**AIM OF THE TASK:**
Every entry, start to finish, should be printed verbatim without pictures.

▽

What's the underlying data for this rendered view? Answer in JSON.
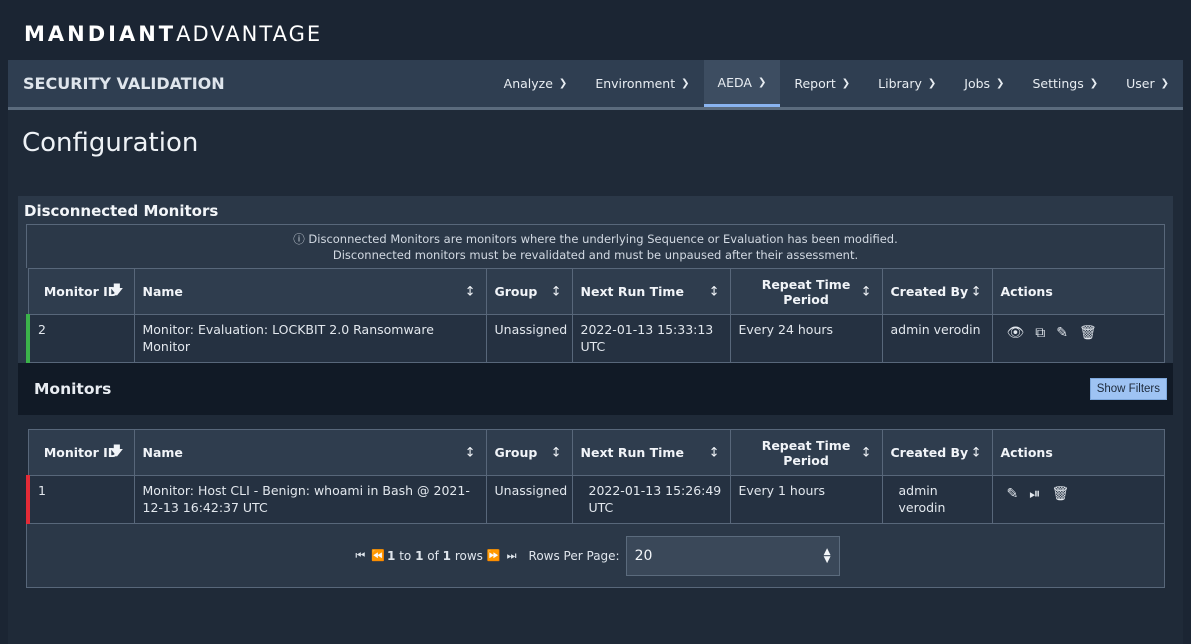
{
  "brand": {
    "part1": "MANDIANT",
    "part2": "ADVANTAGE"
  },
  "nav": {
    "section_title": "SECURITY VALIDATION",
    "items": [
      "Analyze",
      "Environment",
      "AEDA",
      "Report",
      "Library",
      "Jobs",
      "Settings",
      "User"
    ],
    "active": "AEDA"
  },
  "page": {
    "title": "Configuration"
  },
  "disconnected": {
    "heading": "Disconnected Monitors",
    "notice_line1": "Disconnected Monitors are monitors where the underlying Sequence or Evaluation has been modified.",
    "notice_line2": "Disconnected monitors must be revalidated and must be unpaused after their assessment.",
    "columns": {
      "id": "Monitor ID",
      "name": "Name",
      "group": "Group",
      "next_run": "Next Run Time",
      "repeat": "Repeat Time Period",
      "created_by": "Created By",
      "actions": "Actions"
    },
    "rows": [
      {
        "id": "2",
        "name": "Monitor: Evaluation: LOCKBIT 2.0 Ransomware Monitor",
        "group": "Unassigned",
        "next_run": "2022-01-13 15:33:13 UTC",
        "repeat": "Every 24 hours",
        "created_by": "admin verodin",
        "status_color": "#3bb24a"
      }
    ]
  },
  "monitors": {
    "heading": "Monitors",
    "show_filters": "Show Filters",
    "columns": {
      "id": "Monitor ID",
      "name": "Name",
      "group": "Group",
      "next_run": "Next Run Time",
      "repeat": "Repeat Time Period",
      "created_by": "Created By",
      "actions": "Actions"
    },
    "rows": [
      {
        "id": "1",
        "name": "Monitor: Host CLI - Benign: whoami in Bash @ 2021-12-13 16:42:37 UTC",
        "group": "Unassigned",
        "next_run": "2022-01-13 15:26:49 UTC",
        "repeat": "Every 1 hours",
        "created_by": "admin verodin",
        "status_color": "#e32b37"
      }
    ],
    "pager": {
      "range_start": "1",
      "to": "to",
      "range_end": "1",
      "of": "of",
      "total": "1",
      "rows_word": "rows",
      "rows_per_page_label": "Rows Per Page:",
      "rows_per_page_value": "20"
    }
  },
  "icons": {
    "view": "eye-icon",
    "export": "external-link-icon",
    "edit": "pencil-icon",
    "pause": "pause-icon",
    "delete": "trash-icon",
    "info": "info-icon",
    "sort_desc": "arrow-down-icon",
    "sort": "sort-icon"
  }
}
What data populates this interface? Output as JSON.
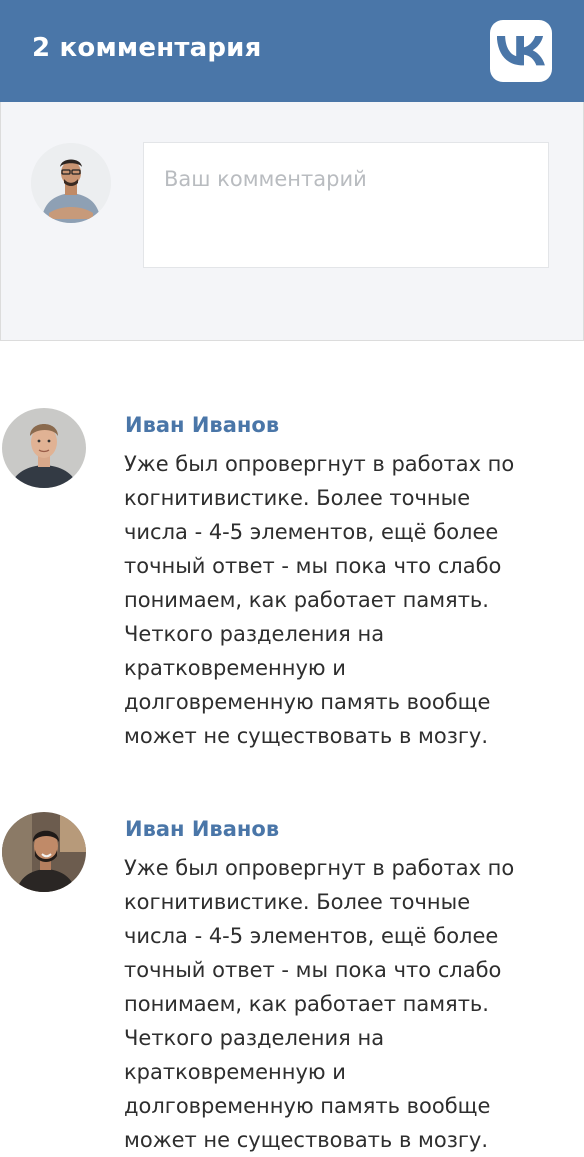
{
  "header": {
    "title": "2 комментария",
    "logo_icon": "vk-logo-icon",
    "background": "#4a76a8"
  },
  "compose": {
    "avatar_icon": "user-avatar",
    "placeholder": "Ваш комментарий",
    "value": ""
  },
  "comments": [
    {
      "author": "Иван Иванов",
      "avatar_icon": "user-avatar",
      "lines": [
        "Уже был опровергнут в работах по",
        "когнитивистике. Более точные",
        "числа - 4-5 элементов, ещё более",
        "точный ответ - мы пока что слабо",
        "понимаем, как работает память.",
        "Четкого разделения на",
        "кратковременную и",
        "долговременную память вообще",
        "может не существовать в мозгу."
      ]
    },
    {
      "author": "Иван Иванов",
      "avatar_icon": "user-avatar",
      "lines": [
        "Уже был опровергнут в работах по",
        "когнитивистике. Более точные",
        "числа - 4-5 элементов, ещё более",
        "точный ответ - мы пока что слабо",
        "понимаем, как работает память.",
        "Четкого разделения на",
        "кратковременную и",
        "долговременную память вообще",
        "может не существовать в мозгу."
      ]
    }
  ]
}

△

**SOLUTION TO THIS EXERCISE:**
What's the underlying data for this rendered view? Answer in JSON.
{
  "brand": {
    "part1": "MANDIANT",
    "part2": "ADVANTAGE"
  },
  "nav": {
    "section_title": "SECURITY VALIDATION",
    "items": [
      "Analyze",
      "Environment",
      "AEDA",
      "Report",
      "Library",
      "Jobs",
      "Settings",
      "User"
    ],
    "active": "AEDA"
  },
  "page": {
    "title": "Configuration"
  },
  "disconnected": {
    "heading": "Disconnected Monitors",
    "notice_line1": "Disconnected Monitors are monitors where the underlying Sequence or Evaluation has been modified.",
    "notice_line2": "Disconnected monitors must be revalidated and must be unpaused after their assessment.",
    "columns": {
      "id": "Monitor ID",
      "name": "Name",
      "group": "Group",
      "next_run": "Next Run Time",
      "repeat": "Repeat Time Period",
      "created_by": "Created By",
      "actions": "Actions"
    },
    "rows": [
      {
        "id": "2",
        "name": "Monitor: Evaluation: LOCKBIT 2.0 Ransomware Monitor",
        "group": "Unassigned",
        "next_run": "2022-01-13 15:33:13 UTC",
        "repeat": "Every 24 hours",
        "created_by": "admin verodin",
        "status_color": "#3bb24a"
      }
    ]
  },
  "monitors": {
    "heading": "Monitors",
    "show_filters": "Show Filters",
    "columns": {
      "id": "Monitor ID",
      "name": "Name",
      "group": "Group",
      "next_run": "Next Run Time",
      "repeat": "Repeat Time Period",
      "created_by": "Created By",
      "actions": "Actions"
    },
    "rows": [
      {
        "id": "1",
        "name": "Monitor: Host CLI - Benign: whoami in Bash @ 2021-12-13 16:42:37 UTC",
        "group": "Unassigned",
        "next_run": "2022-01-13 15:26:49 UTC",
        "repeat": "Every 1 hours",
        "created_by": "admin verodin",
        "status_color": "#e32b37"
      }
    ],
    "pager": {
      "range_start": "1",
      "to": "to",
      "range_end": "1",
      "of": "of",
      "total": "1",
      "rows_word": "rows",
      "rows_per_page_label": "Rows Per Page:",
      "rows_per_page_value": "20"
    }
  },
  "icons": {
    "view": "eye-icon",
    "export": "external-link-icon",
    "edit": "pencil-icon",
    "pause": "pause-icon",
    "delete": "trash-icon",
    "info": "info-icon",
    "sort_desc": "arrow-down-icon",
    "sort": "sort-icon"
  }
}
What data populates this interface? Output as JSON.
{
  "header": {
    "title": "2 комментария",
    "logo_icon": "vk-logo-icon",
    "background": "#4a76a8"
  },
  "compose": {
    "avatar_icon": "user-avatar",
    "placeholder": "Ваш комментарий",
    "value": ""
  },
  "comments": [
    {
      "author": "Иван Иванов",
      "avatar_icon": "user-avatar",
      "lines": [
        "Уже был опровергнут в работах по",
        "когнитивистике. Более точные",
        "числа - 4-5 элементов, ещё более",
        "точный ответ - мы пока что слабо",
        "понимаем, как работает память.",
        "Четкого разделения на",
        "кратковременную и",
        "долговременную память вообще",
        "может не существовать в мозгу."
      ]
    },
    {
      "author": "Иван Иванов",
      "avatar_icon": "user-avatar",
      "lines": [
        "Уже был опровергнут в работах по",
        "когнитивистике. Более точные",
        "числа - 4-5 элементов, ещё более",
        "точный ответ - мы пока что слабо",
        "понимаем, как работает память.",
        "Четкого разделения на",
        "кратковременную и",
        "долговременную память вообще",
        "может не существовать в мозгу."
      ]
    }
  ]
}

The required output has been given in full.